Reproduce word for word the line that contains "Read all visible content and emit it as JSON." and every line after it to the end of the records, with nothing else added.

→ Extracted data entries
----------------------------------------
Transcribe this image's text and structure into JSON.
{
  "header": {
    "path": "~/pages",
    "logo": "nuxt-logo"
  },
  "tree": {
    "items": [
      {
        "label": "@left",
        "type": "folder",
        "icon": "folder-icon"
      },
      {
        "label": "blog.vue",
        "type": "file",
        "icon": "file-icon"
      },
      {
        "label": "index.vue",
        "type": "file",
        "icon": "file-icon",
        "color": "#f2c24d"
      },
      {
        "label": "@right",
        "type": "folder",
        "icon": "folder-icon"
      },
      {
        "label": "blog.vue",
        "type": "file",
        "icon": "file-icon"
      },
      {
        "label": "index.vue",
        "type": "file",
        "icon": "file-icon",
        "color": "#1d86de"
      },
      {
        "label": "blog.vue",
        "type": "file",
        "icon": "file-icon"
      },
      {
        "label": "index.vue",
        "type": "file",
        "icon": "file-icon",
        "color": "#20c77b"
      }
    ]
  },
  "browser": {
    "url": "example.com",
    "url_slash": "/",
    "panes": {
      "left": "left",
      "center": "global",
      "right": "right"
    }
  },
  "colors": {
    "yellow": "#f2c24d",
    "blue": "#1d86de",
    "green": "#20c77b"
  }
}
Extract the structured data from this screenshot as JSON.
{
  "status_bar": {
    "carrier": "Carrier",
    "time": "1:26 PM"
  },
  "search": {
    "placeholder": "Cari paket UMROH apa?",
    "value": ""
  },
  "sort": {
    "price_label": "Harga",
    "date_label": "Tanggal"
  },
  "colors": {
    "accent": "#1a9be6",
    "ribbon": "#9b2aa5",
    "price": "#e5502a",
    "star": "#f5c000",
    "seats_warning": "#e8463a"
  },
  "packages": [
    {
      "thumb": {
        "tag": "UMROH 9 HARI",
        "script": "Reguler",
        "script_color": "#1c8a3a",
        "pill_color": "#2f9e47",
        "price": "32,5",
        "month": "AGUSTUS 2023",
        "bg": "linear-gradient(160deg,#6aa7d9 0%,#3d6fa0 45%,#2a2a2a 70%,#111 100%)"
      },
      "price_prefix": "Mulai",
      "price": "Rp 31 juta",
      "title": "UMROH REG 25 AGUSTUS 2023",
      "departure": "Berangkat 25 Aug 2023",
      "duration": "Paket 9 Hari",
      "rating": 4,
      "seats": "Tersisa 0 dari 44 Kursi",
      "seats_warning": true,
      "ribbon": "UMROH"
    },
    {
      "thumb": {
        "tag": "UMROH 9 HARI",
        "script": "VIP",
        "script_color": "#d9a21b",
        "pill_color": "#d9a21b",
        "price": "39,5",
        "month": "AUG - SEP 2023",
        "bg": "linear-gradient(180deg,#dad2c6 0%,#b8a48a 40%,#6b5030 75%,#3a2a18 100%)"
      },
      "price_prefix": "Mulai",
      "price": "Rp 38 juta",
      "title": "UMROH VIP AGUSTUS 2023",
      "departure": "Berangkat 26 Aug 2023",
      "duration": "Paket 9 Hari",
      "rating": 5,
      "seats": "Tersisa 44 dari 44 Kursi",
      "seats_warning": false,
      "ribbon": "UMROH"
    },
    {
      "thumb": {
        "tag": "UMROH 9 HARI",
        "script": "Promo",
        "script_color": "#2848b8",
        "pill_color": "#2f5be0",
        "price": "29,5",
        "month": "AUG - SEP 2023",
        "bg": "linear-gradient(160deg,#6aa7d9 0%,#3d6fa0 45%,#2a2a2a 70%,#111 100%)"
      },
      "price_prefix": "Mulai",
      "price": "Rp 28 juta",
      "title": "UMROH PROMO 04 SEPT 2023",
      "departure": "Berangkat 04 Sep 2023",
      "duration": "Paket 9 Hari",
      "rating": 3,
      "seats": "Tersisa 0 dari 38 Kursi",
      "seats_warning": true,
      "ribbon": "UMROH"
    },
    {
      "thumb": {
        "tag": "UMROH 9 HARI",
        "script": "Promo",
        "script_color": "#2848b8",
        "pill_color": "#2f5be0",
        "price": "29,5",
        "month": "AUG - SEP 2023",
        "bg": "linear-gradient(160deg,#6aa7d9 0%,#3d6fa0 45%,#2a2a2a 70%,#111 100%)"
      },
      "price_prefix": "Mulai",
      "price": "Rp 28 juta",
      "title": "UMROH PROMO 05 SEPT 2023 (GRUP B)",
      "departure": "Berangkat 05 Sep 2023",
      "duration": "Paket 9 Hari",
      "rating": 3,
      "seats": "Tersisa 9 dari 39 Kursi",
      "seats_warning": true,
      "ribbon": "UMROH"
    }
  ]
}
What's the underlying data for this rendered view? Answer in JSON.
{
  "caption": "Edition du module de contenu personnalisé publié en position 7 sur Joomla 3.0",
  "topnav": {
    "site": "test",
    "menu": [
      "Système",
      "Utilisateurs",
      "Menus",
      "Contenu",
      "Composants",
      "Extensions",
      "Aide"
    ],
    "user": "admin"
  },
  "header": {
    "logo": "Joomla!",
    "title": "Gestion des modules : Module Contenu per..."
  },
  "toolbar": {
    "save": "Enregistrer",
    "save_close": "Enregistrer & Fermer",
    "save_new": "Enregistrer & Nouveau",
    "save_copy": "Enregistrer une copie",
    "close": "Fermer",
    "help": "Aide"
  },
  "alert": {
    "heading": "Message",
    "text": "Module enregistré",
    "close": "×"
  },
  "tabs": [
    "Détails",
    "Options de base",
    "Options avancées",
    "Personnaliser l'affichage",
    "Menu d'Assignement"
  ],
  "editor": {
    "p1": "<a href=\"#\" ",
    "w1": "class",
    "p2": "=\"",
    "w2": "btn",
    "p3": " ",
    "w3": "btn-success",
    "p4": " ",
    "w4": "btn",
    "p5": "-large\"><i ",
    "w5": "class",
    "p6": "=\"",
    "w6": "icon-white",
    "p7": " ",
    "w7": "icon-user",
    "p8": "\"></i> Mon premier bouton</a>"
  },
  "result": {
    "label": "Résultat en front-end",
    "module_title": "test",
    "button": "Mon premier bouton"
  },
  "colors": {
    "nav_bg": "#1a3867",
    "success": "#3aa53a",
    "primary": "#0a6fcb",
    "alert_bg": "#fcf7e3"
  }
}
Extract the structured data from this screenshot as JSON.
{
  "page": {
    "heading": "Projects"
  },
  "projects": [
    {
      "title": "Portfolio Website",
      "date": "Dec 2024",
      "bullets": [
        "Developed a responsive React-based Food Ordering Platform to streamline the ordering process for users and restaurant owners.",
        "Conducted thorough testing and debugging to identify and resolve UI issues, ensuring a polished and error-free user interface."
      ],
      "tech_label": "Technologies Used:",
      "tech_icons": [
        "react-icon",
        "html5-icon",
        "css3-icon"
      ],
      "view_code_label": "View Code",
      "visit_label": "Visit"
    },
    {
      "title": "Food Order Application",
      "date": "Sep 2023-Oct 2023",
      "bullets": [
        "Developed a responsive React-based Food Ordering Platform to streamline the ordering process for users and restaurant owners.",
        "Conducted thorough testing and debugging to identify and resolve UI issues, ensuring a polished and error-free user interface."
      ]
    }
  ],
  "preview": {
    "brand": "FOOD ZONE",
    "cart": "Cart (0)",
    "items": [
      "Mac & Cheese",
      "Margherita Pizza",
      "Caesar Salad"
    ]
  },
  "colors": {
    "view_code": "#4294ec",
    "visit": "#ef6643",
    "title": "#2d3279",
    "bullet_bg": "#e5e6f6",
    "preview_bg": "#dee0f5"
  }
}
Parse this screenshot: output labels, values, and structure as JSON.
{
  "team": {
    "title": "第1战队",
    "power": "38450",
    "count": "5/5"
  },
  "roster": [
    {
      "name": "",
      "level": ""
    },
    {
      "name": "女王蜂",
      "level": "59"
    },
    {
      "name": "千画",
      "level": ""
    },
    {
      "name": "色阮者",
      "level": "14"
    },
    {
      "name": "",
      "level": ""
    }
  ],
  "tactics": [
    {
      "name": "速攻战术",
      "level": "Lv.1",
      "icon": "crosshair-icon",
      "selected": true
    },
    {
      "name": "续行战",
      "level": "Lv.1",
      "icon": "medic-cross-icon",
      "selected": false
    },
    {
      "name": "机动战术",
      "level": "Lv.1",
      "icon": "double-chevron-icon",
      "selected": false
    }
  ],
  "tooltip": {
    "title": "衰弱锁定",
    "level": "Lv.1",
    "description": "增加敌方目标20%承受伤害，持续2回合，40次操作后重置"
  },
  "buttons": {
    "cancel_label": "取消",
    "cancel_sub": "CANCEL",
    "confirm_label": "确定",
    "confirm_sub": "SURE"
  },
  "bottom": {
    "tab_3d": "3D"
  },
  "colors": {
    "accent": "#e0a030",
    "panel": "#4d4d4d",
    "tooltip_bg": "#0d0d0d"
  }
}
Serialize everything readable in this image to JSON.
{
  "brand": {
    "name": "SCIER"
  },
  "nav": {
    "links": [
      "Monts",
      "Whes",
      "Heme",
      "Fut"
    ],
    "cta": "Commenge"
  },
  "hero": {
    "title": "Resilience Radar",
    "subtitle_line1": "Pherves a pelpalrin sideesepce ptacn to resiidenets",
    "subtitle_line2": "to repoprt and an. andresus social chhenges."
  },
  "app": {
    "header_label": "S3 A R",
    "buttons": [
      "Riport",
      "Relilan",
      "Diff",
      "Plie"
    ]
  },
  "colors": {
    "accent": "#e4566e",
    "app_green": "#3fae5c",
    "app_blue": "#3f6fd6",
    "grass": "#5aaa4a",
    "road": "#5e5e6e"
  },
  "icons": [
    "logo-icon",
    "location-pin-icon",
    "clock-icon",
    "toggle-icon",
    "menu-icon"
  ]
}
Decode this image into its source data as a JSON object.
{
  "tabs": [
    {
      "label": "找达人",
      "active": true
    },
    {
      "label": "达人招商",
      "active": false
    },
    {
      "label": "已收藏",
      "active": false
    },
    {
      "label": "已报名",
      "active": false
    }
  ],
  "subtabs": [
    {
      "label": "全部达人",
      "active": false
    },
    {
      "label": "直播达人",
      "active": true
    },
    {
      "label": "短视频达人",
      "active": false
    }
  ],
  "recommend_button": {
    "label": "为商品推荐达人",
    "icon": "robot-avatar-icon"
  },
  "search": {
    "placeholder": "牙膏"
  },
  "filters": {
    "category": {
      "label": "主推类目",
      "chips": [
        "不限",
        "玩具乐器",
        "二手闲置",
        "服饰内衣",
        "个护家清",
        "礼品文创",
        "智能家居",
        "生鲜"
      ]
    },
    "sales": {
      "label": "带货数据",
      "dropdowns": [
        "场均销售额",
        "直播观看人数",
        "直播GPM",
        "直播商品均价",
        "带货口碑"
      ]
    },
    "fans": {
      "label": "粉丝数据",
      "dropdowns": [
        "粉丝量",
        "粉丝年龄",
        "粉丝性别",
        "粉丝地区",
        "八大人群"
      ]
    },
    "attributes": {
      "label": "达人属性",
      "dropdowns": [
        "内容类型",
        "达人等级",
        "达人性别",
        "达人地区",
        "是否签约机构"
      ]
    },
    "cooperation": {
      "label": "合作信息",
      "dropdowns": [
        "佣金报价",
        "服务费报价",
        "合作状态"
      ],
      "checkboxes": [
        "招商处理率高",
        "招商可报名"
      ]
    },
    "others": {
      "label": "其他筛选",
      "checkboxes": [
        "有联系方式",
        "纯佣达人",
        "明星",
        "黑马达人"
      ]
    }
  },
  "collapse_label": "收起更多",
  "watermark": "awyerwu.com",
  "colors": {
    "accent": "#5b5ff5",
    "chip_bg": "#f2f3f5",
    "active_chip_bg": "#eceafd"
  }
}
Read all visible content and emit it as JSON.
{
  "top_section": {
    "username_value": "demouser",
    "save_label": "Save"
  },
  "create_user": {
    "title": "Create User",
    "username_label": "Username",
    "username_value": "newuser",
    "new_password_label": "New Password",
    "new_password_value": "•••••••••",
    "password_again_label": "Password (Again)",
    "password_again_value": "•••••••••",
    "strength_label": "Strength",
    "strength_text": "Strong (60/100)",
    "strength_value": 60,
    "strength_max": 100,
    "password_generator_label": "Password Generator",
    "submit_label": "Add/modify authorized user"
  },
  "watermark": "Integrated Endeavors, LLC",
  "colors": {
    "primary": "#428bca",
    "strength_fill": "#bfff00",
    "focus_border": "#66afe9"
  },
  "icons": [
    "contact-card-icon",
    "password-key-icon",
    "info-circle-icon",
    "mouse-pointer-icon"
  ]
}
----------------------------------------
→ Solved exercise
Read all visible content and emit it as JSON.
{
  "top_section": {
    "username_value": "demouser",
    "save_label": "Save"
  },
  "create_user": {
    "title": "Create User",
    "username_label": "Username",
    "username_value": "newuser",
    "new_password_label": "New Password",
    "new_password_value": "•••••••••",
    "password_again_label": "Password (Again)",
    "password_again_value": "•••••••••",
    "strength_label": "Strength",
    "strength_text": "Strong (60/100)",
    "strength_value": 60,
    "strength_max": 100,
    "password_generator_label": "Password Generator",
    "submit_label": "Add/modify authorized user"
  },
  "watermark": "Integrated Endeavors, LLC",
  "colors": {
    "primary": "#428bca",
    "strength_fill": "#bfff00",
    "focus_border": "#66afe9"
  },
  "icons": [
    "contact-card-icon",
    "password-key-icon",
    "info-circle-icon",
    "mouse-pointer-icon"
  ]
}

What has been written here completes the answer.